£70000 - £75000 per annum + benefits: Ashdown Group: Marketing Manager/Marketi...

Recruitment Genius: Account Manager

£20000 - £35000 per annum: Recruitment Genius: This full service social media ...

Recruitment Genius: Data Analyst - Online Marketing

£24000 - £35000 per annum: Recruitment Genius: We are 'Changemakers in retail'...

Austen Lloyd: Senior Residential Conveyancer

Very Competitive: Austen Lloyd: Senior Conveyancer - South West We are see...

Day In a Page

A Christmas without hope: Fears grow in Gaza that the conflict with Israel will soon reignite

Christmas without hope

Gaza fears grow that conflict with Israel will soon reignite
After 150 years, you can finally visit the grisliest museum in the country

The 'Black Museum'
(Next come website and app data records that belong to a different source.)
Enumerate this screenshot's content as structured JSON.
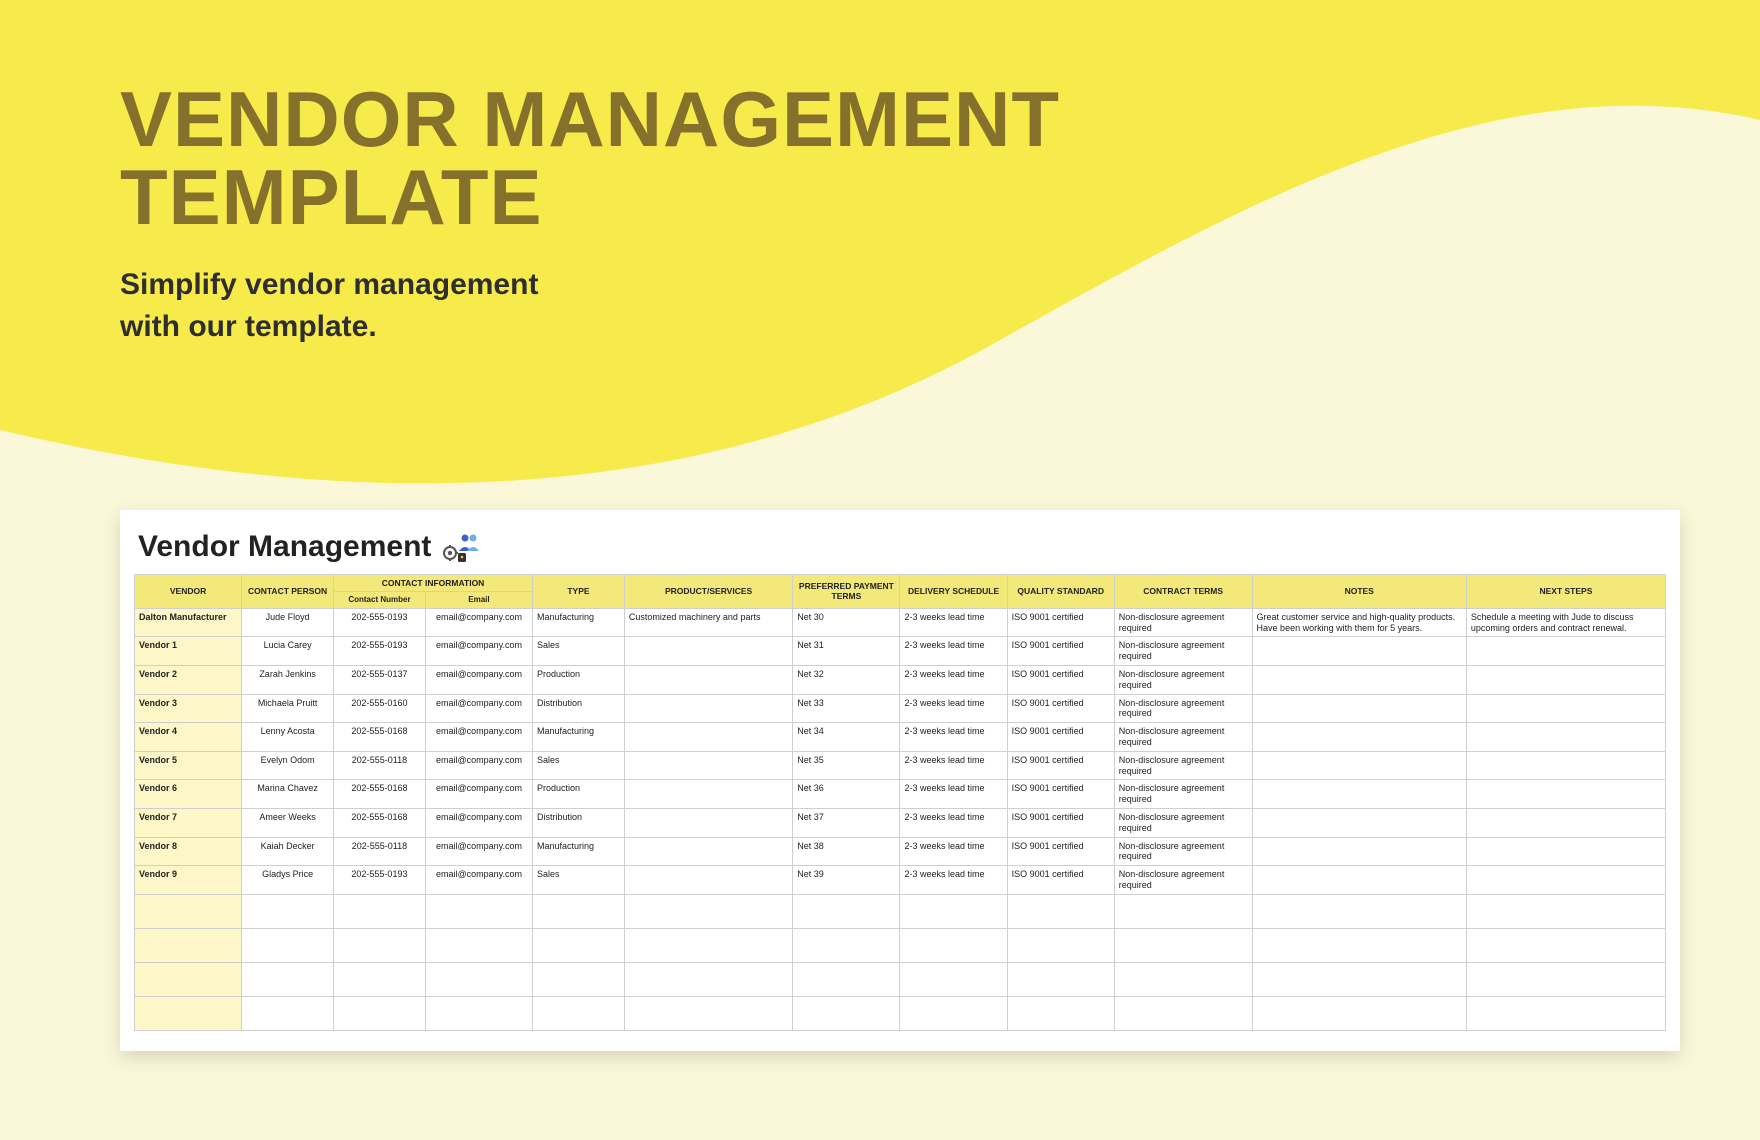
{
  "hero": {
    "title_line1": "VENDOR MANAGEMENT",
    "title_line2": "TEMPLATE",
    "sub_line1": "Simplify vendor management",
    "sub_line2": "with our template."
  },
  "sheet": {
    "title": "Vendor Management",
    "headers": {
      "vendor": "VENDOR",
      "contact_person": "CONTACT PERSON",
      "contact_info": "CONTACT INFORMATION",
      "contact_number": "Contact Number",
      "email": "Email",
      "type": "TYPE",
      "product_services": "PRODUCT/SERVICES",
      "payment_terms": "PREFERRED PAYMENT TERMS",
      "delivery": "DELIVERY SCHEDULE",
      "quality": "QUALITY STANDARD",
      "contract": "CONTRACT TERMS",
      "notes": "NOTES",
      "next": "NEXT STEPS"
    },
    "rows": [
      {
        "vendor": "Dalton Manufacturer",
        "person": "Jude Floyd",
        "num": "202-555-0193",
        "email": "email@company.com",
        "type": "Manufacturing",
        "prod": "Customized machinery and parts",
        "pay": "Net 30",
        "del": "2-3 weeks lead time",
        "qual": "ISO 9001 certified",
        "terms": "Non-disclosure agreement required",
        "notes": "Great customer service and high-quality products. Have been working with them for 5 years.",
        "next": "Schedule a meeting with Jude to discuss upcoming orders and contract renewal."
      },
      {
        "vendor": "Vendor 1",
        "person": "Lucia Carey",
        "num": "202-555-0193",
        "email": "email@company.com",
        "type": "Sales",
        "prod": "",
        "pay": "Net 31",
        "del": "2-3 weeks lead time",
        "qual": "ISO 9001 certified",
        "terms": "Non-disclosure agreement required",
        "notes": "",
        "next": ""
      },
      {
        "vendor": "Vendor 2",
        "person": "Zarah Jenkins",
        "num": "202-555-0137",
        "email": "email@company.com",
        "type": "Production",
        "prod": "",
        "pay": "Net 32",
        "del": "2-3 weeks lead time",
        "qual": "ISO 9001 certified",
        "terms": "Non-disclosure agreement required",
        "notes": "",
        "next": ""
      },
      {
        "vendor": "Vendor 3",
        "person": "Michaela Pruitt",
        "num": "202-555-0160",
        "email": "email@company.com",
        "type": "Distribution",
        "prod": "",
        "pay": "Net 33",
        "del": "2-3 weeks lead time",
        "qual": "ISO 9001 certified",
        "terms": "Non-disclosure agreement required",
        "notes": "",
        "next": ""
      },
      {
        "vendor": "Vendor 4",
        "person": "Lenny Acosta",
        "num": "202-555-0168",
        "email": "email@company.com",
        "type": "Manufacturing",
        "prod": "",
        "pay": "Net 34",
        "del": "2-3 weeks lead time",
        "qual": "ISO 9001 certified",
        "terms": "Non-disclosure agreement required",
        "notes": "",
        "next": ""
      },
      {
        "vendor": "Vendor 5",
        "person": "Evelyn Odom",
        "num": "202-555-0118",
        "email": "email@company.com",
        "type": "Sales",
        "prod": "",
        "pay": "Net 35",
        "del": "2-3 weeks lead time",
        "qual": "ISO 9001 certified",
        "terms": "Non-disclosure agreement required",
        "notes": "",
        "next": ""
      },
      {
        "vendor": "Vendor 6",
        "person": "Marina Chavez",
        "num": "202-555-0168",
        "email": "email@company.com",
        "type": "Production",
        "prod": "",
        "pay": "Net 36",
        "del": "2-3 weeks lead time",
        "qual": "ISO 9001 certified",
        "terms": "Non-disclosure agreement required",
        "notes": "",
        "next": ""
      },
      {
        "vendor": "Vendor 7",
        "person": "Ameer Weeks",
        "num": "202-555-0168",
        "email": "email@company.com",
        "type": "Distribution",
        "prod": "",
        "pay": "Net 37",
        "del": "2-3 weeks lead time",
        "qual": "ISO 9001 certified",
        "terms": "Non-disclosure agreement required",
        "notes": "",
        "next": ""
      },
      {
        "vendor": "Vendor 8",
        "person": "Kaiah Decker",
        "num": "202-555-0118",
        "email": "email@company.com",
        "type": "Manufacturing",
        "prod": "",
        "pay": "Net 38",
        "del": "2-3 weeks lead time",
        "qual": "ISO 9001 certified",
        "terms": "Non-disclosure agreement required",
        "notes": "",
        "next": ""
      },
      {
        "vendor": "Vendor 9",
        "person": "Gladys Price",
        "num": "202-555-0193",
        "email": "email@company.com",
        "type": "Sales",
        "prod": "",
        "pay": "Net 39",
        "del": "2-3 weeks lead time",
        "qual": "ISO 9001 certified",
        "terms": "Non-disclosure agreement required",
        "notes": "",
        "next": ""
      }
    ],
    "empty_rows": 4
  }
}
After 150 years, you can finally visit Britain's grisliest museum
No ho-ho-hos with Nick Frost's badass Santa

No ho-ho-hos with Nick Frost's badass Santa

Doctor Who Christmas Special TV review
Chilly Christmas: Swimmers take festive dip for charity

Chilly Christmas

Swimmers dive into freezing British waters for charity
Veterans' hostel 'overwhelmed by kindness' for festive dinner

Homeless Veterans appeal

In 2010, Sgt Gary Jamieson stepped on an IED in Afghanistan and lost his legs and an arm. He reveals what, and who, helped him to make a remarkable recovery
Isis in Iraq: Yazidi girls killing themselves to escape rape and imprisonment by militants

'Jilan killed herself in the bathroom. She cut her wrists and hanged herself'

Yazidi girls killing themselves to escape rape and imprisonment
Ed Balls interview: 'If I think about the deficit when I'm playing the piano, it all goes wrong'

Ed Balls interview

'If I think about the deficit when I'm playing the piano, it all goes wrong'
He's behind you, dude!

US stars in UK panto

From David Hasselhoff to Jerry Hall
Grace Dent's Christmas Quiz: What are you – a festive curmudgeon or top of the tree?

Grace Dent's Christmas Quiz

What are you – a festive curmudgeon or top of the tree?
Nasa planning to build cloud cities in airships above Venus

Nasa planning to build cloud cities in airships above Venus

Planet’s surface is inhospitable to humans but 30 miles above it is almost perfect
Surrounded by high-rise flats is a little house filled with Lebanon’s history - clocks, rifles, frogmen’s uniforms and colonial helmets

Clocks, rifles, swords, frogmen’s uniforms

Surrounded by high-rise flats is a little house filled with Lebanon’s history
Return to Gaza: Four months on, the wounds left by Israel's bombardment have not yet healed

Four months after the bombardment, Gaza’s wounds are yet to heal

Kim Sengupta is reunited with a man whose plight mirrors the suffering of the Palestinian people
Gastric surgery: Is it really the answer to the UK's obesity epidemic?

Is gastric surgery really the answer to the UK's obesity epidemic?

Critics argue that it’s crazy to operate on healthy people just to stop them eating
Homeless Veterans appeal: Christmas charity auction Part 2 - now LIVE

Homeless Veterans appeal: Christmas charity auction

Bid on original art, or trips of a lifetime to Africa or the 'Corrie' set, and help Homeless Veterans
Pantomime rings the changes to welcome autistic theatre-goers

Autism-friendly theatre

Pantomime leads the pack in quest to welcome all